▶ DIRECTIONS
Return every entry exactly.

▶ TASK INPUTS
Segment Open
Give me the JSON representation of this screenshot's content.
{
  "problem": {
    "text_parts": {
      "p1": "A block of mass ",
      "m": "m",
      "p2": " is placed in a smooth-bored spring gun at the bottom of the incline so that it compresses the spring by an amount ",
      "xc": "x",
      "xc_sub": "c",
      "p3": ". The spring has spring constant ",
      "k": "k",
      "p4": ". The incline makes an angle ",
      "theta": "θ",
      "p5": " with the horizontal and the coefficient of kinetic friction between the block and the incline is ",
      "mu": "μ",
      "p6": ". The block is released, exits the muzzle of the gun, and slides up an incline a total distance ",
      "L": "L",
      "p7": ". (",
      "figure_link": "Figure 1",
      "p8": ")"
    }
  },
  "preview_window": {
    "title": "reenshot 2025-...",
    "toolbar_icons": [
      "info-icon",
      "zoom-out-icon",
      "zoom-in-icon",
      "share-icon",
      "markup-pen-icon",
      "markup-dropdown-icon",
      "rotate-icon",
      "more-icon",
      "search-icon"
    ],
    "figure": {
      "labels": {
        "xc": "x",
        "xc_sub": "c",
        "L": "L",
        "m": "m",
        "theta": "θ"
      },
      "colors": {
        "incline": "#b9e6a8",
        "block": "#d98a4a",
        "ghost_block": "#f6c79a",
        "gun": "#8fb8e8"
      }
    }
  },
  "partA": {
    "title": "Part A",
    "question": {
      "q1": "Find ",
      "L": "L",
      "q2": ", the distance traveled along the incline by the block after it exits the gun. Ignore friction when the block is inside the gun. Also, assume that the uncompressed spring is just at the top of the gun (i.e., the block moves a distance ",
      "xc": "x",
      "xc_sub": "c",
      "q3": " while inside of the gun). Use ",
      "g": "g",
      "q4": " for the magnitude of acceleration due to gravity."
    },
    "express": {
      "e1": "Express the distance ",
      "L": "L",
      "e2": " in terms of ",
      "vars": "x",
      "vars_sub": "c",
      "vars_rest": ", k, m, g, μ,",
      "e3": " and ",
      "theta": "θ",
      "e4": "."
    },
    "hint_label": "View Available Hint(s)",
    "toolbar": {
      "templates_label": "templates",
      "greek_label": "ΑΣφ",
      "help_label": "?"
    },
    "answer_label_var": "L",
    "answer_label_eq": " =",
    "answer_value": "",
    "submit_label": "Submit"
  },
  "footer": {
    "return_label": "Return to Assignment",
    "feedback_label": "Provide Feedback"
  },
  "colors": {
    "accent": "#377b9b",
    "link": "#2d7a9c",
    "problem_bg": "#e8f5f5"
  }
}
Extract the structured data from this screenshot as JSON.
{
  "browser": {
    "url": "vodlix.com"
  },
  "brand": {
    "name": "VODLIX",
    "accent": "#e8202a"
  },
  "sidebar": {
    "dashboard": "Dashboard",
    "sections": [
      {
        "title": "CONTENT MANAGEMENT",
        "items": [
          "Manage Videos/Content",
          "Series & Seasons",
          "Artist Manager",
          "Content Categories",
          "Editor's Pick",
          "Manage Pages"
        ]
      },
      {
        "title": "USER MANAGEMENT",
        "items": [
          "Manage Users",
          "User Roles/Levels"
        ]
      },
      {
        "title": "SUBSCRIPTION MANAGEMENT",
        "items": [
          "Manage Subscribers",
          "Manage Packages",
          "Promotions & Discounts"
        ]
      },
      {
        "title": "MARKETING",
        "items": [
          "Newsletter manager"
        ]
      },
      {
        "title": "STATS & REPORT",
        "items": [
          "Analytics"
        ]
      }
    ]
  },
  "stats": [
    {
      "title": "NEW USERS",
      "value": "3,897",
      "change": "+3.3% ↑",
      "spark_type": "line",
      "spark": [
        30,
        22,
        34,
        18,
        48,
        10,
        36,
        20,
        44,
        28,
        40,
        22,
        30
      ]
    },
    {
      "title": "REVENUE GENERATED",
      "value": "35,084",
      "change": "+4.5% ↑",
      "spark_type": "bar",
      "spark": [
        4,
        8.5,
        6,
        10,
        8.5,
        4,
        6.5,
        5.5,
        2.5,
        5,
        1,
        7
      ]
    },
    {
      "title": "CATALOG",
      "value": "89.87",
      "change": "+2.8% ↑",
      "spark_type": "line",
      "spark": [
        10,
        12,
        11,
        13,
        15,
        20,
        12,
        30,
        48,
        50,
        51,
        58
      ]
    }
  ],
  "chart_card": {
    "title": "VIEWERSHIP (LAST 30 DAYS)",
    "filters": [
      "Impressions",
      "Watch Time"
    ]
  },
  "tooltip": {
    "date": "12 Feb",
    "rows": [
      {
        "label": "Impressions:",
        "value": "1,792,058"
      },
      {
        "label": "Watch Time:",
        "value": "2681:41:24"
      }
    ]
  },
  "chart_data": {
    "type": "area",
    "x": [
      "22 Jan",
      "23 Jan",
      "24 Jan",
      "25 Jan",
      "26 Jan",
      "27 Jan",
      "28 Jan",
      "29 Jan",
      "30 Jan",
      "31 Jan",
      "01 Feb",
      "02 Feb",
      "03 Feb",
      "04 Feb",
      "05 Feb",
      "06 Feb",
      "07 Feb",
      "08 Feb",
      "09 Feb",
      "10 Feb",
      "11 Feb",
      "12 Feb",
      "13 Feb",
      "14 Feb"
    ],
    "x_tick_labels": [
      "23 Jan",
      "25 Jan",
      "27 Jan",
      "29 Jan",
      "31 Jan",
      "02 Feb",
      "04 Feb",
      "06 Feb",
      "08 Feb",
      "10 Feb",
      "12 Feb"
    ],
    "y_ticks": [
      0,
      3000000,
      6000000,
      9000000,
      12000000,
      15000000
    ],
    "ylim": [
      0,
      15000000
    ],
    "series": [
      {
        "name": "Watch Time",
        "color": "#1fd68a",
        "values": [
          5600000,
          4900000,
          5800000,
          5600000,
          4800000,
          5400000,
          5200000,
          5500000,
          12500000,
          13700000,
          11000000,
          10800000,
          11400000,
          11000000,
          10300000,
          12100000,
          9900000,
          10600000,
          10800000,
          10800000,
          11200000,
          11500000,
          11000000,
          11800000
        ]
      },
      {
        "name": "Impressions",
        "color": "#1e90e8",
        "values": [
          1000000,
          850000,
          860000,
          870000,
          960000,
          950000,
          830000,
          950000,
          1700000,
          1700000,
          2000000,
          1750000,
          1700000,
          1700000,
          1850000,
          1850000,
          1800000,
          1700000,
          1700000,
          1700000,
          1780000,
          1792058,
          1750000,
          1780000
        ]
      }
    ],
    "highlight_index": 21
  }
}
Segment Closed
▶ ANSWER FOR THE TASK
Give me the JSON representation of this screenshot's content.
{
  "problem": {
    "text_parts": {
      "p1": "A block of mass ",
      "m": "m",
      "p2": " is placed in a smooth-bored spring gun at the bottom of the incline so that it compresses the spring by an amount ",
      "xc": "x",
      "xc_sub": "c",
      "p3": ". The spring has spring constant ",
      "k": "k",
      "p4": ". The incline makes an angle ",
      "theta": "θ",
      "p5": " with the horizontal and the coefficient of kinetic friction between the block and the incline is ",
      "mu": "μ",
      "p6": ". The block is released, exits the muzzle of the gun, and slides up an incline a total distance ",
      "L": "L",
      "p7": ". (",
      "figure_link": "Figure 1",
      "p8": ")"
    }
  },
  "preview_window": {
    "title": "reenshot 2025-...",
    "toolbar_icons": [
      "info-icon",
      "zoom-out-icon",
      "zoom-in-icon",
      "share-icon",
      "markup-pen-icon",
      "markup-dropdown-icon",
      "rotate-icon",
      "more-icon",
      "search-icon"
    ],
    "figure": {
      "labels": {
        "xc": "x",
        "xc_sub": "c",
        "L": "L",
        "m": "m",
        "theta": "θ"
      },
      "colors": {
        "incline": "#b9e6a8",
        "block": "#d98a4a",
        "ghost_block": "#f6c79a",
        "gun": "#8fb8e8"
      }
    }
  },
  "partA": {
    "title": "Part A",
    "question": {
      "q1": "Find ",
      "L": "L",
      "q2": ", the distance traveled along the incline by the block after it exits the gun. Ignore friction when the block is inside the gun. Also, assume that the uncompressed spring is just at the top of the gun (i.e., the block moves a distance ",
      "xc": "x",
      "xc_sub": "c",
      "q3": " while inside of the gun). Use ",
      "g": "g",
      "q4": " for the magnitude of acceleration due to gravity."
    },
    "express": {
      "e1": "Express the distance ",
      "L": "L",
      "e2": " in terms of ",
      "vars": "x",
      "vars_sub": "c",
      "vars_rest": ", k, m, g, μ,",
      "e3": " and ",
      "theta": "θ",
      "e4": "."
    },
    "hint_label": "View Available Hint(s)",
    "toolbar": {
      "templates_label": "templates",
      "greek_label": "ΑΣφ",
      "help_label": "?"
    },
    "answer_label_var": "L",
    "answer_label_eq": " =",
    "answer_value": "",
    "submit_label": "Submit"
  },
  "footer": {
    "return_label": "Return to Assignment",
    "feedback_label": "Provide Feedback"
  },
  "colors": {
    "accent": "#377b9b",
    "link": "#2d7a9c",
    "problem_bg": "#e8f5f5"
  }
}
Extract the structured data from this screenshot as JSON.
{
  "browser": {
    "url": "vodlix.com"
  },
  "brand": {
    "name": "VODLIX",
    "accent": "#e8202a"
  },
  "sidebar": {
    "dashboard": "Dashboard",
    "sections": [
      {
        "title": "CONTENT MANAGEMENT",
        "items": [
          "Manage Videos/Content",
          "Series & Seasons",
          "Artist Manager",
          "Content Categories",
          "Editor's Pick",
          "Manage Pages"
        ]
      },
      {
        "title": "USER MANAGEMENT",
        "items": [
          "Manage Users",
          "User Roles/Levels"
        ]
      },
      {
        "title": "SUBSCRIPTION MANAGEMENT",
        "items": [
          "Manage Subscribers",
          "Manage Packages",
          "Promotions & Discounts"
        ]
      },
      {
        "title": "MARKETING",
        "items": [
          "Newsletter manager"
        ]
      },
      {
        "title": "STATS & REPORT",
        "items": [
          "Analytics"
        ]
      }
    ]
  },
  "stats": [
    {
      "title": "NEW USERS",
      "value": "3,897",
      "change": "+3.3% ↑",
      "spark_type": "line",
      "spark": [
        30,
        22,
        34,
        18,
        48,
        10,
        36,
        20,
        44,
        28,
        40,
        22,
        30
      ]
    },
    {
      "title": "REVENUE GENERATED",
      "value": "35,084",
      "change": "+4.5% ↑",
      "spark_type": "bar",
      "spark": [
        4,
        8.5,
        6,
        10,
        8.5,
        4,
        6.5,
        5.5,
        2.5,
        5,
        1,
        7
      ]
    },
    {
      "title": "CATALOG",
      "value": "89.87",
      "change": "+2.8% ↑",
      "spark_type": "line",
      "spark": [
        10,
        12,
        11,
        13,
        15,
        20,
        12,
        30,
        48,
        50,
        51,
        58
      ]
    }
  ],
  "chart_card": {
    "title": "VIEWERSHIP (LAST 30 DAYS)",
    "filters": [
      "Impressions",
      "Watch Time"
    ]
  },
  "tooltip": {
    "date": "12 Feb",
    "rows": [
      {
        "label": "Impressions:",
        "value": "1,792,058"
      },
      {
        "label": "Watch Time:",
        "value": "2681:41:24"
      }
    ]
  },
  "chart_data": {
    "type": "area",
    "x": [
      "22 Jan",
      "23 Jan",
      "24 Jan",
      "25 Jan",
      "26 Jan",
      "27 Jan",
      "28 Jan",
      "29 Jan",
      "30 Jan",
      "31 Jan",
      "01 Feb",
      "02 Feb",
      "03 Feb",
      "04 Feb",
      "05 Feb",
      "06 Feb",
      "07 Feb",
      "08 Feb",
      "09 Feb",
      "10 Feb",
      "11 Feb",
      "12 Feb",
      "13 Feb",
      "14 Feb"
    ],
    "x_tick_labels": [
      "23 Jan",
      "25 Jan",
      "27 Jan",
      "29 Jan",
      "31 Jan",
      "02 Feb",
      "04 Feb",
      "06 Feb",
      "08 Feb",
      "10 Feb",
      "12 Feb"
    ],
    "y_ticks": [
      0,
      3000000,
      6000000,
      9000000,
      12000000,
      15000000
    ],
    "ylim": [
      0,
      15000000
    ],
    "series": [
      {
        "name": "Watch Time",
        "color": "#1fd68a",
        "values": [
          5600000,
          4900000,
          5800000,
          5600000,
          4800000,
          5400000,
          5200000,
          5500000,
          12500000,
          13700000,
          11000000,
          10800000,
          11400000,
          11000000,
          10300000,
          12100000,
          9900000,
          10600000,
          10800000,
          10800000,
          11200000,
          11500000,
          11000000,
          11800000
        ]
      },
      {
        "name": "Impressions",
        "color": "#1e90e8",
        "values": [
          1000000,
          850000,
          860000,
          870000,
          960000,
          950000,
          830000,
          950000,
          1700000,
          1700000,
          2000000,
          1750000,
          1700000,
          1700000,
          1850000,
          1850000,
          1800000,
          1700000,
          1700000,
          1700000,
          1780000,
          1792058,
          1750000,
          1780000
        ]
      }
    ],
    "highlight_index": 21
  }
}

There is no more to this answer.